- Reformulate the product so that it no longer contains a Proposition 65 ingredient
- Update product label and Safety Date Sheet (SDS) to include the new Proposition 65 warning language
Since there will be some products which were in the WAXIE Inventory Centers prior to August 30, 2018, it is entirely possible and very likely that some products may be shipped to customers after August 30 which do not have the new revised labels. Please be aware that this circumstance is expected and permissible, and that as pre-existing inventories are depleted, new products will have the updated labels.
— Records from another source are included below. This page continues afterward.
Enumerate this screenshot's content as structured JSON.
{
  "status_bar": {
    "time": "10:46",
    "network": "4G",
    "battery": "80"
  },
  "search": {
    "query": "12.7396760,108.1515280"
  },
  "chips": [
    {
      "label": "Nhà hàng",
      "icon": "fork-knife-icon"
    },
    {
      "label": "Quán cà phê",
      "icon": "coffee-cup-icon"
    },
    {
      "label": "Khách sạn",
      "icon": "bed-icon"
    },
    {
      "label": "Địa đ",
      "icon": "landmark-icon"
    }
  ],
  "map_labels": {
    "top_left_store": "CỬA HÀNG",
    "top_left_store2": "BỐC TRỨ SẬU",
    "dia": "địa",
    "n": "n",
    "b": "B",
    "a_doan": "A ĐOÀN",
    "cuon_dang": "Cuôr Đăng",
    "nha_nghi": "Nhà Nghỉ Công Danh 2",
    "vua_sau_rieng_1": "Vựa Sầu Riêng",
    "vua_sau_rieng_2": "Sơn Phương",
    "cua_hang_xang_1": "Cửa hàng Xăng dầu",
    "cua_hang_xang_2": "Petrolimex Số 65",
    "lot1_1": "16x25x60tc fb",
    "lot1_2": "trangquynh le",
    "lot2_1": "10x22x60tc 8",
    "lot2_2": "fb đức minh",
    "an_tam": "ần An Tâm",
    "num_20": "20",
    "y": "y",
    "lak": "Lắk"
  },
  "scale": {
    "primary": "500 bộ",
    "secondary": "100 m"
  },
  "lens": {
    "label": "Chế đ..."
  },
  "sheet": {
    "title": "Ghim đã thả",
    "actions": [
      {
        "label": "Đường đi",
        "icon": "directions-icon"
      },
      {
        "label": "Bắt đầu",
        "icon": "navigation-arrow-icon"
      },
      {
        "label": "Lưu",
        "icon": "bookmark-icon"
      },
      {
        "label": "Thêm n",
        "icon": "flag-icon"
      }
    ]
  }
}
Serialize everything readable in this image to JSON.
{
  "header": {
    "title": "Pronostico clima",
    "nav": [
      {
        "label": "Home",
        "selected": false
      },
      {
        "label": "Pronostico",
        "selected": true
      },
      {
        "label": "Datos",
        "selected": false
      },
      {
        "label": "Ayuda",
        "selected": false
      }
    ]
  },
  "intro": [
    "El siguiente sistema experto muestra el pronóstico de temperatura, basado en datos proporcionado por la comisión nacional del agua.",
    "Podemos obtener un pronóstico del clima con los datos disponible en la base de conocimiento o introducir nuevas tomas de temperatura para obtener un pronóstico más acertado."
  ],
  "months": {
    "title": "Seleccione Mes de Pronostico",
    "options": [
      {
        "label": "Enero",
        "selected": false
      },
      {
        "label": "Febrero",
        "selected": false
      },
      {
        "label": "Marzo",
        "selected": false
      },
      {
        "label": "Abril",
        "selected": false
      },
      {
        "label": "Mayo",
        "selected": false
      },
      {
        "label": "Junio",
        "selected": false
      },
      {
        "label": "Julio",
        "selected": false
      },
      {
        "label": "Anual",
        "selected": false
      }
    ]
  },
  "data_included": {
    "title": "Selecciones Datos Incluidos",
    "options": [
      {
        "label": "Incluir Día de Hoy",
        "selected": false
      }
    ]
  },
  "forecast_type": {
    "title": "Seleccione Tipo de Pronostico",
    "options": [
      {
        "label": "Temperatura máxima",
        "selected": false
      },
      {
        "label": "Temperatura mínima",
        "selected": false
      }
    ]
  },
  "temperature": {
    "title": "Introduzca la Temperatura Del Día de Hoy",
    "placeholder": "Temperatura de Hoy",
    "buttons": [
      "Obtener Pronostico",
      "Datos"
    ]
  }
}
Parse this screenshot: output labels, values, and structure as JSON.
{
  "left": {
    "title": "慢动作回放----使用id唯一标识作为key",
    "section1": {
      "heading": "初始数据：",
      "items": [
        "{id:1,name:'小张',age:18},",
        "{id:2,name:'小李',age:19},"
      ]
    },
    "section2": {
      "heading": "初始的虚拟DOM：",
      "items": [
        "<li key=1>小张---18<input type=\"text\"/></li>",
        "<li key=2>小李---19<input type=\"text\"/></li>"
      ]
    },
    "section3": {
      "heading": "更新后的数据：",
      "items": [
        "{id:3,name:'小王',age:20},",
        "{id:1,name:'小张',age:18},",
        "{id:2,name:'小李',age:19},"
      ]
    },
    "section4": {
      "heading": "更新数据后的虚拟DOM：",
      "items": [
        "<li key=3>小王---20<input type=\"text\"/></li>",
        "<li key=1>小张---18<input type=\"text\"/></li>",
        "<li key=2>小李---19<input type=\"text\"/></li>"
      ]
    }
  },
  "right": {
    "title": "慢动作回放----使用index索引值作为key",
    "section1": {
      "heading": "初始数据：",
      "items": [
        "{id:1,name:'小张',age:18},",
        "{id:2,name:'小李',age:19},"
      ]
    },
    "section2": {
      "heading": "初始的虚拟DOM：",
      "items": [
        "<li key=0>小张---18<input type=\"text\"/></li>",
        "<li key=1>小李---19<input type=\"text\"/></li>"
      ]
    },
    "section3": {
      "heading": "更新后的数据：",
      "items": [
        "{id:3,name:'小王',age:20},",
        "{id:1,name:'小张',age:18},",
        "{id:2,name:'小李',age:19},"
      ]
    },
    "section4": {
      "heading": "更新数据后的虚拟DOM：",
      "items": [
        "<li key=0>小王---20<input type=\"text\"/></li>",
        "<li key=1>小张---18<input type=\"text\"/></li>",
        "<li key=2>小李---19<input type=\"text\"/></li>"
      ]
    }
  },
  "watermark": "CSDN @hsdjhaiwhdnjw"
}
It is also instructional to note that of the thousands of chemicals which WAXIE sells, there are only approximately 30 products which now contain an ingredient identified on the Proposition 65 list. And please note that each of these chemicals is considered safe for workers and building occupants when used as directed.
Proposition 65 – What Should I Do?
If you are a customer of WAXIE, please work with your WAXIE Account Consultant to identify if any of the cleaning chemicals being purchased are one of the items on the list. There may be an opportunity to consider if there is an alternate product which does not carry a Proposition 65 warning which could suit your needs. In some cases, there will not be a viable alternative since the active ingredients in some products are similar across presently available manufacturers. Please note that WAXIE is continually on the lookout for safer and more effective chemistries.
It is also helpful to note that most businesses (including WAXIE) will act in an overabundance of caution to provide warnings on their products if there is any possibility, no matter how slight, that use of the product could provide potential exposure to a chemical which could cause cancer, birth defects or reproductive harm.
Articles in both Popular Science and Business Insider point out that the typical Californian is surrounded by many potential Proposition 65 chemicals on a daily basis, and that it is important to note the amount of dosage is an important consideration in determining the actual likelihood of toxic exposure which could lead to long term harm. It has been much publicized that an ingredient in coffee called acrylamide is on the Proposition 65 list, and there is an informational webpage on the OEHHA website with additional information about this topic for reference. After much discussion with the coffee industry, it has been ruled that coffee will not have to be identified as containing a Proposition 65 chemical after all – however acrylamide remains on the Proposition 65 list.
According to the CA Attorney General Proposition 65 FAQ website, “a Proposition 65 warning informs a consumer that s/he is being exposed to carcinogens or reproductive toxins that exceed certain threshold levels. This is not the same as a regulatory decision that a product is ‘safe’ or ‘unsafe.’ A consumer can seek information about the actual levels of exposure from the business that produces the product or causes the exposure in order to decide whether to accept, avoid, or take measures to mitigate the exposure risk.” In other words, just because a Proposition 65 ingredient is present in a product or facility, it doesn’t mean that the product is unsafe – it means that care should be taken when using the product. This thoughtful approach of always being informed and careful is advisable when using any chemical, whether it contains a Proposition 65 ingredient or not.
Please know that WAXIE will continue to do its best to provide information to its customers regarding the ongoing safe use of its cleaning products – and will continue to monitor and comply with legislation and regulations related to the industry as they are enacted.
As always, thank you very much for providing WAXIE the opportunity to serve your cleaning chemical needs – and thank you for your ongoing trust and patronage.
Keith Schneringer is WAXIE’s Director of Channel Marketing + Sustainability. He is a LEED AP O+M and CIMS-GB ISSA Certification Expert who has been a consultant on a variety of LEED and CIMS-GB projects, and has presented to audiences at USGBC, BOMA, IFMA and CHESC events (among others). He enjoys learning and sharing information on topics related to sustainability and green cleaning and can be found on Twitter @kschneringer.